We have several suggestions for creating digital assessments. Two guidelines we used when coming up with these recommendations are that the resources should be free (or low cost) and they should work across multiple platforms (PCs, tablets, iPads, Chromebooks, cell phones). Students should be able to just jump in and start taking the assessment in less than 30 seconds, so all of the choices do not require an additional username and password.
Socrative (free) is by far the most widely used student response system in our school district. It has the basic question types (T/F, Multiple Choice, Short Answer) and works on all platforms. Two places where it stands out is the Space Race game feature and the Exit Ticket function.
Kahoot (free) is very easy to use and has a clean look to it. Where it stands out is that users earn more points based on how quickly they respond. It’s a competitive review system that provides the teacher with formative data.
Quizlet (free and paid) is essentially a supercharged online flash card system. Teachers AND students can create a set of flash cards to quiz others. Where it stands out is that it offers several games that provide users with a score. Scatter and Space Race are very popular games. Teachers will have students practice a set of flash cards until they get a certain score (4,000 pts) or time (under 25 seconds), and then each student takes a screen shot of their qualifying result and submits it to their teacher.
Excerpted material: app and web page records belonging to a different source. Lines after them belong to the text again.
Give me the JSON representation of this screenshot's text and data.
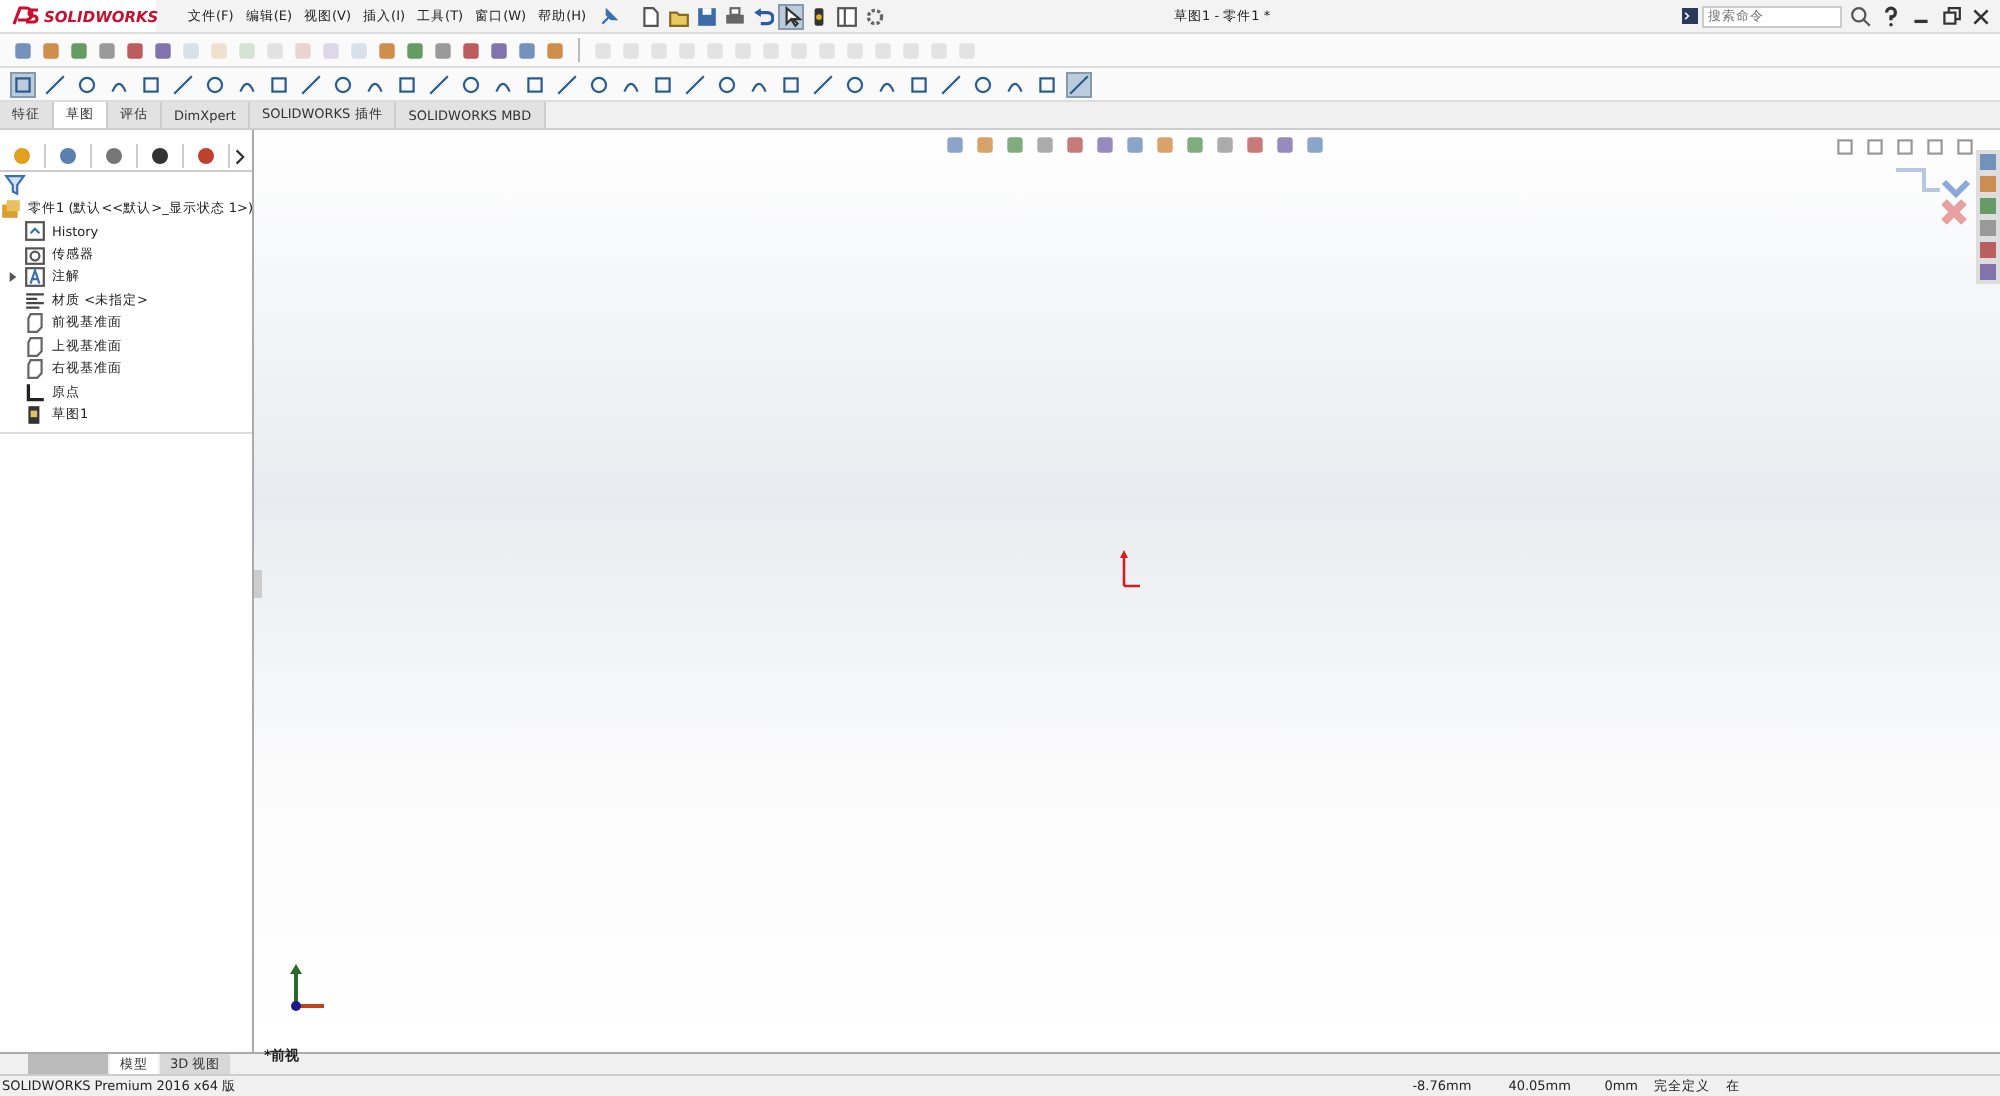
{
  "app_name": "SOLIDWORKS",
  "menu": [
    "文件(F)",
    "编辑(E)",
    "视图(V)",
    "插入(I)",
    "工具(T)",
    "窗口(W)",
    "帮助(H)"
  ],
  "window_title": "草图1 - 零件1 *",
  "search": {
    "placeholder": "搜索命令"
  },
  "command_tabs": [
    {
      "label": "特征",
      "selected": false
    },
    {
      "label": "草图",
      "selected": true
    },
    {
      "label": "评估",
      "selected": false
    },
    {
      "label": "DimXpert",
      "selected": false
    },
    {
      "label": "SOLIDWORKS 插件",
      "selected": false
    },
    {
      "label": "SOLIDWORKS MBD",
      "selected": false
    }
  ],
  "tree": {
    "label": "零件1 (默认<<默认>_显示状态 1>)",
    "children": [
      {
        "kind": "history",
        "label": "History"
      },
      {
        "kind": "sensor",
        "label": "传感器"
      },
      {
        "kind": "annotation",
        "label": "注解",
        "expanded": false
      },
      {
        "kind": "material",
        "label": "材质 <未指定>"
      },
      {
        "kind": "plane",
        "label": "前视基准面"
      },
      {
        "kind": "plane",
        "label": "上视基准面"
      },
      {
        "kind": "plane",
        "label": "右视基准面"
      },
      {
        "kind": "origin",
        "label": "原点"
      },
      {
        "kind": "sketch",
        "label": "草图1"
      }
    ]
  },
  "view_label": "*前视",
  "bottom_tabs": [
    {
      "label": "模型",
      "selected": true
    },
    {
      "label": "3D 视图",
      "selected": false
    }
  ],
  "status_bar": {
    "product": "SOLIDWORKS Premium 2016 x64 版",
    "x": "-8.76mm",
    "y": "40.05mm",
    "z": "0mm",
    "state": "完全定义",
    "mode": "在"
  }
}
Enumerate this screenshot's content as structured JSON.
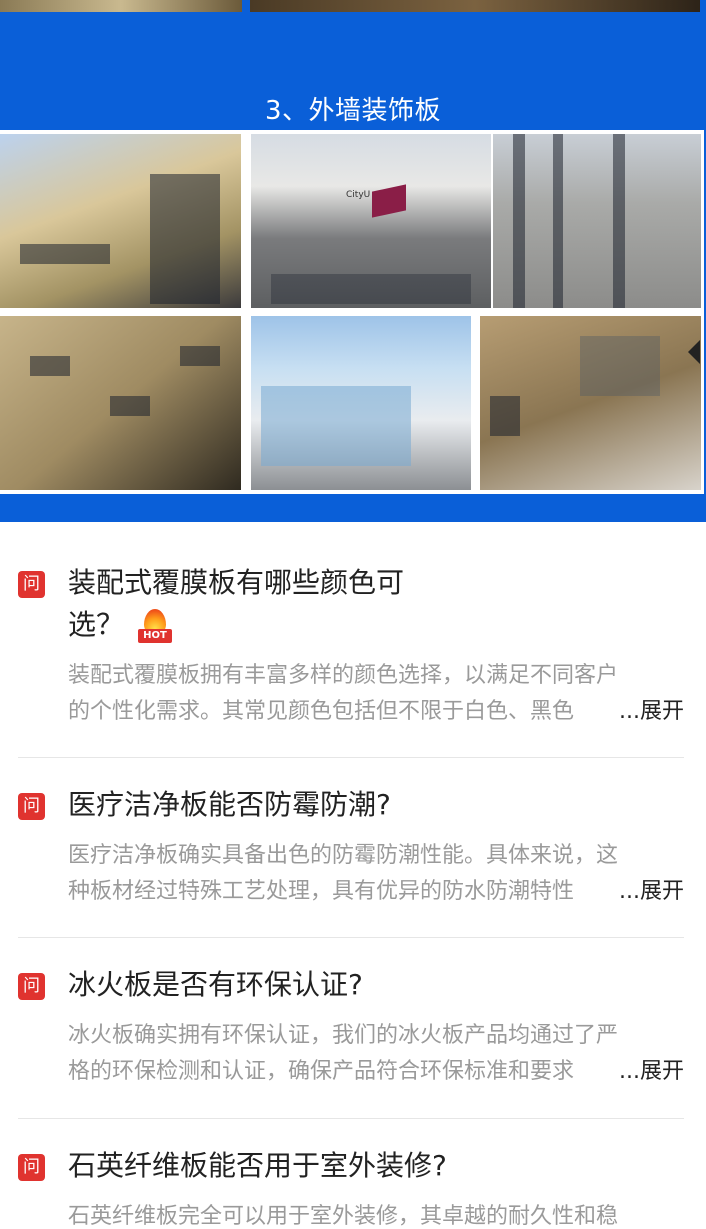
{
  "section": {
    "title": "3、外墙装饰板"
  },
  "gallery": {
    "images": [
      "exterior-panel-building-1",
      "exterior-panel-building-2",
      "exterior-panel-building-3",
      "exterior-panel-building-4",
      "exterior-panel-building-5",
      "exterior-panel-building-6"
    ],
    "logo_text": "CityU"
  },
  "faq": {
    "badge": "问",
    "hot_label": "HOT",
    "expand_label": "...展开",
    "items": [
      {
        "question": "装配式覆膜板有哪些颜色可选？",
        "answer_line1": "装配式覆膜板拥有丰富多样的颜色选择，以满足不同客户",
        "answer_line2": "的个性化需求。其常见颜色包括但不限于白色、黑色",
        "hot": true
      },
      {
        "question": "医疗洁净板能否防霉防潮?",
        "answer_line1": "医疗洁净板确实具备出色的防霉防潮性能。具体来说，这",
        "answer_line2": "种板材经过特殊工艺处理，具有优异的防水防潮特性"
      },
      {
        "question": "冰火板是否有环保认证?",
        "answer_line1": "冰火板确实拥有环保认证，我们的冰火板产品均通过了严",
        "answer_line2": "格的环保检测和认证，确保产品符合环保标准和要求"
      },
      {
        "question": "石英纤维板能否用于室外装修?",
        "answer_line1": "石英纤维板完全可以用于室外装修，其卓越的耐久性和稳"
      }
    ]
  },
  "colors": {
    "brand_blue": "#0a5fd8",
    "badge_red": "#e0332f"
  }
}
Schoology (free and paid versions) is an LMS that offers six types of questions and has excellent analytic tools. The benefit is that students who are already using Schoology have no additional learning curve – the quizzes are available from within the courses they are already a part of. The limitation with Schoology is that you cannot use it for assessment on its own; it works effectively when you are using it as your LMS.
Nearpod (free and paid versions) is a presentation and assessment tool all in one. It is unique in that whatever is on your screen is also what is on your students’ screens. When you move from one slide to another, the slide changes on all of your students’ screens, too. Students cannot get ahead or fall behind – they are exactly where you want them to be. The teacher builds in assessment questions throughout the presentation to get feedback throughout the lesson. This is not an assessment-only piece of software; it is used in conjunction with a teacher-directed presentation. A huge drawback is the cost. The free version gives you a small number of presentations; if you are going to use Nearpod regularly you will need to pay the $120 annual fee.
Poll Everywhere (free and paid versions) is a fairly basic polling system that lets your class respond to multiple-choice questions. It does not allow for individual scoring or statistics, but it does allow for quick data collection on your class as a whole. There is a limit of just 40 users per poll unless you pay the $50 annual fee.
Google Forms (free) look like an online survey. They are easy to fill out, but they are not visually appealing. Google Forms offer many features to collect and analyze data. The drawback is delivering your assessment to your students. Students need the exact URL (or Google-shortened URL) to take the assessment, and you have to know a little bit about spreadsheets to be able to analyze the data. If you’re a competent Google user go ahead and try Google Forms, but they are not as quick and easy to create and deliver as the other ones listed above.
The National Education Technology Plan summarizes our need for better assessment best: “There is a difference between using assessments to determine what students have learned for grading and accountability purposes (summative uses) and using assessments to diagnose and modify the conditions of learning and instruction (formative uses). Both uses are important, but the latter can improve student learning in the moment (Black and Wiliam 1998). “